Both Georgia and Mississippi are Internet friendly and provide services for the jobseeker to review job postings,
Differences in states??™ programs
Mississippi only has WIN Job Center, although it is online. Most of their training occurs on the campus compared to Georgia??™s Virtual Technical College. The state of Georgia provides more technological opportunities for the learner to achieve skills and new vocations.
What Mississippi Can Learn from This
Mississippi can learn how to have a successful School-to-Work initiative. Mississippi Department of Employment Security (MDES) can propose that Mississippi State Board for Community & Junior Colleges (SBCJC) is conducted through a partnership between a state government and state chamber of commerce, just as Georgia did with the Work Ready Initiative. This action would improve the workforce turnout tremendously because the learner??™s skills would be evaluated to the right employer, thus resulting in placement in the most compatible career.
Aside from Adult Basic Education, the Mississippi Department of Corrections only offers vocational skills in their programs such as computer repair, welding, carpentry, etc. One of the components that make a program work is the completion of a program where a educational certification or diploma is received. The Georgia prison system allows their inmates to receive a GED and also can be eligible for post-secondary education. The Mississippi prison system should enhance their program by making higher education options available for their inmates. This would be beneficial to those who would be released in the hopes of looking for a job.
Technology is the leading factor in education today. With the majority of the world owning a computer with Internet access, countless services (especially education) are readily available on the Web. The State of Mississippi??™s Education Department should institute a program where courses that offer vocational certificate online. This would bring more of a turnover in all parts of the state because this program would be accessible to those who are in rural areas that do not have nearby vocational centers.

References
Gordon, H. R. D. (2003). The History and Growth of Vocational Education in America.
Prospect Heights, IL: Waveland Press.

Kash, Kathleen Mary (2007) “School-to-work Programs Effectiveness,”? Online Journal for Workforce Education and Development: Vol. 3: Iss. 4, Article 3.? 
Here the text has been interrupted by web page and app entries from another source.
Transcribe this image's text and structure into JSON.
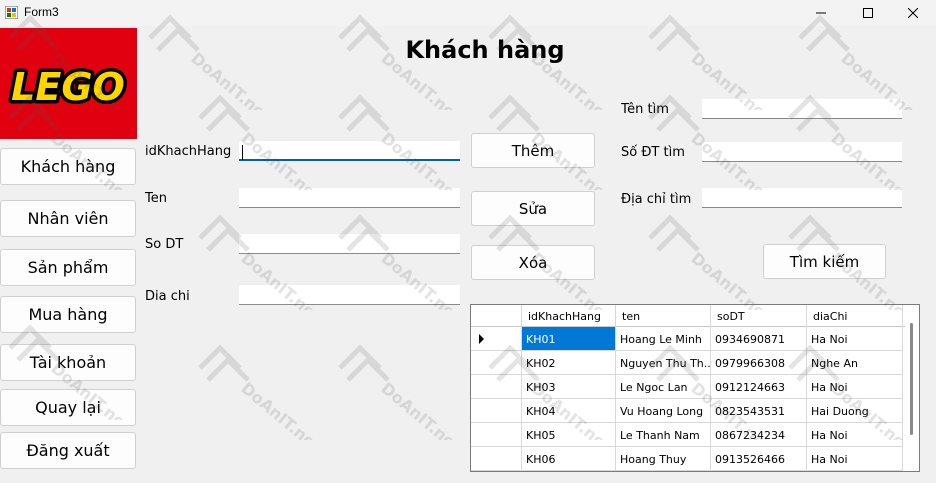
{
  "window": {
    "title": "Form3"
  },
  "logo": {
    "text": "LEGO"
  },
  "nav": {
    "items": [
      "Khách hàng",
      "Nhân viên",
      "Sản phẩm",
      "Mua hàng",
      "Tài khoản",
      "Quay lại",
      "Đăng xuất"
    ]
  },
  "page": {
    "title": "Khách hàng"
  },
  "form": {
    "id_label": "idKhachHang",
    "name_label": "Ten",
    "phone_label": "So DT",
    "address_label": "Dia chi"
  },
  "actions": {
    "add": "Thêm",
    "edit": "Sửa",
    "delete": "Xóa"
  },
  "search": {
    "name_label": "Tên tìm",
    "phone_label": "Số ĐT tìm",
    "address_label": "Địa chỉ tìm",
    "button": "Tìm kiếm"
  },
  "table": {
    "columns": [
      "idKhachHang",
      "ten",
      "soDT",
      "diaChi"
    ],
    "rows": [
      [
        "KH01",
        "Hoang Le Minh",
        "0934690871",
        "Ha Noi"
      ],
      [
        "KH02",
        "Nguyen Thu Th...",
        "0979966308",
        "Nghe An"
      ],
      [
        "KH03",
        "Le Ngoc Lan",
        "0912124663",
        "Ha Noi"
      ],
      [
        "KH04",
        "Vu Hoang Long",
        "0823543531",
        "Hai Duong"
      ],
      [
        "KH05",
        "Le Thanh Nam",
        "0867234234",
        "Ha Noi"
      ],
      [
        "KH06",
        "Hoang Thuy",
        "0913526466",
        "Ha Noi"
      ]
    ],
    "selected_row": 0
  },
  "watermark": "DoAnIT.net",
  "colors": {
    "accent": "#0078d7",
    "logo_red": "#e1000f",
    "logo_yellow": "#ffd500"
  }
}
School-to-Work Programs. Carleton University. 2008 http://www.carleton.edu/departments/educ/Vote/pages/School-to-Work.html